*REQUIRED ACTION*
Report each line of the material below where the word "name" can be found.

*TASK MATERIAL*
========================================

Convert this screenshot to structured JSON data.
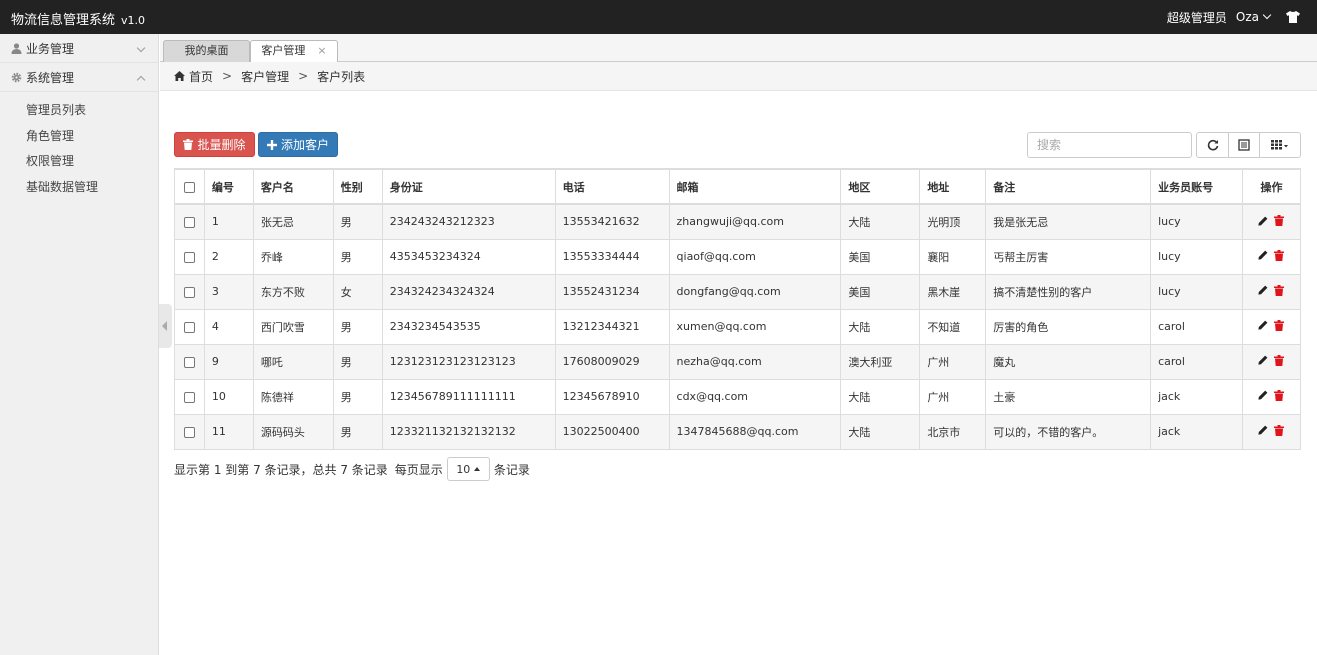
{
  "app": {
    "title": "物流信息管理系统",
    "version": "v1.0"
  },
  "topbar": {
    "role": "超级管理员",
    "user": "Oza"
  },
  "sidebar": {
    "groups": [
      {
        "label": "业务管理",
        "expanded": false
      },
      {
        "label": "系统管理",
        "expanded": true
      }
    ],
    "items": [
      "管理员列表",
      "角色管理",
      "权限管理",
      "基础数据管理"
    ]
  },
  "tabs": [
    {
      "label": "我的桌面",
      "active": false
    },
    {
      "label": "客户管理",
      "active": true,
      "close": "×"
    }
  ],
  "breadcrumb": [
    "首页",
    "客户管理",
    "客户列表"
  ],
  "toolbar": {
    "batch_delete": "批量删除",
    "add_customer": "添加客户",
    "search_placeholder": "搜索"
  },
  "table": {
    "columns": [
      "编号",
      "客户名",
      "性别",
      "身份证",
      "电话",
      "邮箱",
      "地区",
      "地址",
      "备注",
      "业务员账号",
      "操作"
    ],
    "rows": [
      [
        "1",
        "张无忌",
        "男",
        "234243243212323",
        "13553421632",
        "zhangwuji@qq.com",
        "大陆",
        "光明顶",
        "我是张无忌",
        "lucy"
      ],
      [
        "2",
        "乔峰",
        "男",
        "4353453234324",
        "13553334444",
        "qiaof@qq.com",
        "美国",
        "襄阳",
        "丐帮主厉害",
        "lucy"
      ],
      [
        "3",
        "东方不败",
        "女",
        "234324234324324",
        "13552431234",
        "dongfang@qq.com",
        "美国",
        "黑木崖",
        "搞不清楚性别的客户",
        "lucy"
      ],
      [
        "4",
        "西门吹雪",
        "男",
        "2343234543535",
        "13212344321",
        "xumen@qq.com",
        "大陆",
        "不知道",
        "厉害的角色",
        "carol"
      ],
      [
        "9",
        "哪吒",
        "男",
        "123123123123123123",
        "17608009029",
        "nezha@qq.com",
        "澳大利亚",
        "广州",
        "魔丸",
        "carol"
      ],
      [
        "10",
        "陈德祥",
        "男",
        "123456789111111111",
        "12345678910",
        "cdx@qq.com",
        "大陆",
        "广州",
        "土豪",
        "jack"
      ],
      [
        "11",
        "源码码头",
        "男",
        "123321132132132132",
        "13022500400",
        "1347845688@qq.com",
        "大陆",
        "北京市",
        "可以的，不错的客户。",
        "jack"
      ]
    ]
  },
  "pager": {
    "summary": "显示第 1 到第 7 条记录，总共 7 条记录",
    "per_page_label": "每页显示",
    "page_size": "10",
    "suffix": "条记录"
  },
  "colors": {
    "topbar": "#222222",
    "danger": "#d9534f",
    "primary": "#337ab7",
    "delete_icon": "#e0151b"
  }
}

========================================

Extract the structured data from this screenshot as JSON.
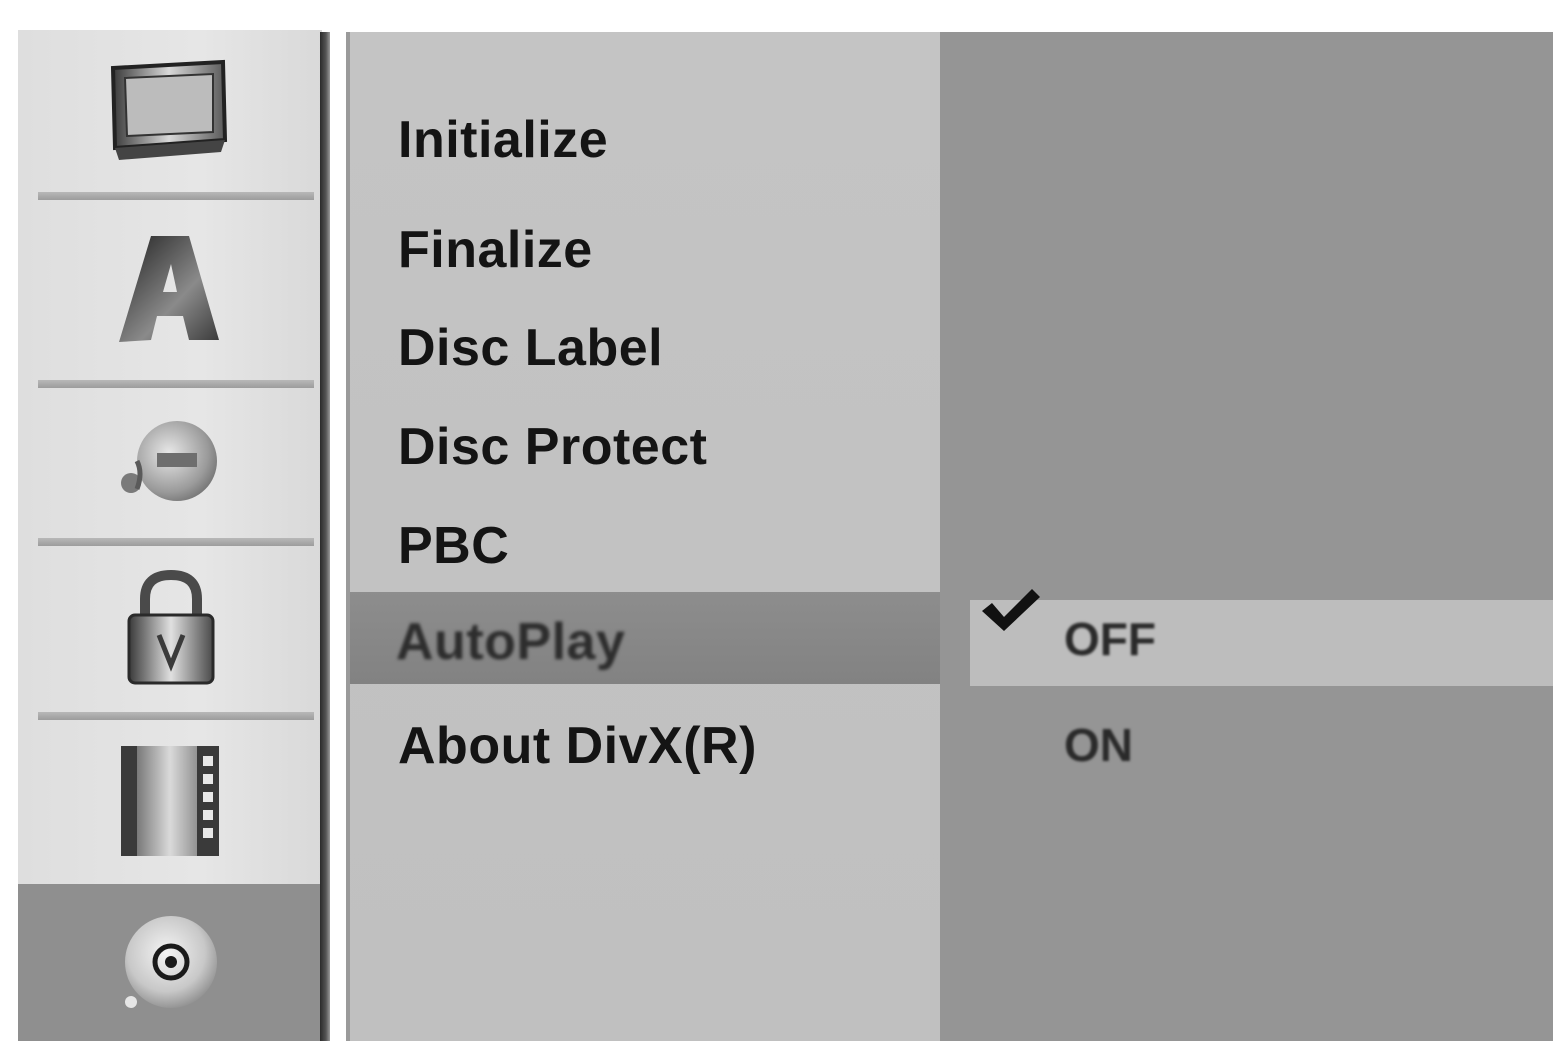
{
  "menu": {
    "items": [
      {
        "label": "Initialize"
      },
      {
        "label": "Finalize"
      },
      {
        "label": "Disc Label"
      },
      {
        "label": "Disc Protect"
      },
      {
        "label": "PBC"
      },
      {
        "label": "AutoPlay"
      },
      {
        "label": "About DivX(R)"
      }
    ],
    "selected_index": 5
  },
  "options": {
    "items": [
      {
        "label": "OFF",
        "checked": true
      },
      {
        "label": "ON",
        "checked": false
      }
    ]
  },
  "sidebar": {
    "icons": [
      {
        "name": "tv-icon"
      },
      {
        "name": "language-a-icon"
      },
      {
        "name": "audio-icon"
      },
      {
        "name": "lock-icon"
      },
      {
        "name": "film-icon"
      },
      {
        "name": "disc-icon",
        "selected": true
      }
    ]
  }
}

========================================

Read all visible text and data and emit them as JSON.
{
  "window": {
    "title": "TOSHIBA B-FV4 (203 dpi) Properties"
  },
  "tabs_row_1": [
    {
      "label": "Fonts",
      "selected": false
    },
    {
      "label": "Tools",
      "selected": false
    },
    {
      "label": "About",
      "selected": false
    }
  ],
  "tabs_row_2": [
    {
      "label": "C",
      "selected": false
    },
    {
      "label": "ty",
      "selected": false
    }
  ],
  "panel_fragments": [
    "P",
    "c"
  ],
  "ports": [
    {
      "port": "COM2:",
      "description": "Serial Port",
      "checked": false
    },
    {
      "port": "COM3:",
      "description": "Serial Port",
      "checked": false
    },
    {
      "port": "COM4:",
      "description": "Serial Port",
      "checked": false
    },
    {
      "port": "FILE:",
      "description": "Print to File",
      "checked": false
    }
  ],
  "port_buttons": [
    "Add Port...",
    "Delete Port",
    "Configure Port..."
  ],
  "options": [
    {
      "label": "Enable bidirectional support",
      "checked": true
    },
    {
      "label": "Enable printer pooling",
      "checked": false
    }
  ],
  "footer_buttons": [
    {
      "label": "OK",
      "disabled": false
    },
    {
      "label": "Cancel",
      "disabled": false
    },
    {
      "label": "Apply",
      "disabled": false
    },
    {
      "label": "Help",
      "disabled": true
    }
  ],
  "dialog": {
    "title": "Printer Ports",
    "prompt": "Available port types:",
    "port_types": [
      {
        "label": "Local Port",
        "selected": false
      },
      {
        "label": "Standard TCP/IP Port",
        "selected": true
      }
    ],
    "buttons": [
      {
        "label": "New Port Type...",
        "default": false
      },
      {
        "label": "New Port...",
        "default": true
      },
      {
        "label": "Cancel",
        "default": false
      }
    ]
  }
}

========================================

*SOLUTION TO THIS TASK*
        "name": "tv-icon"
        "name": "language-a-icon"
        "name": "audio-icon"
        "name": "lock-icon"
        "name": "film-icon"
        "name": "disc-icon",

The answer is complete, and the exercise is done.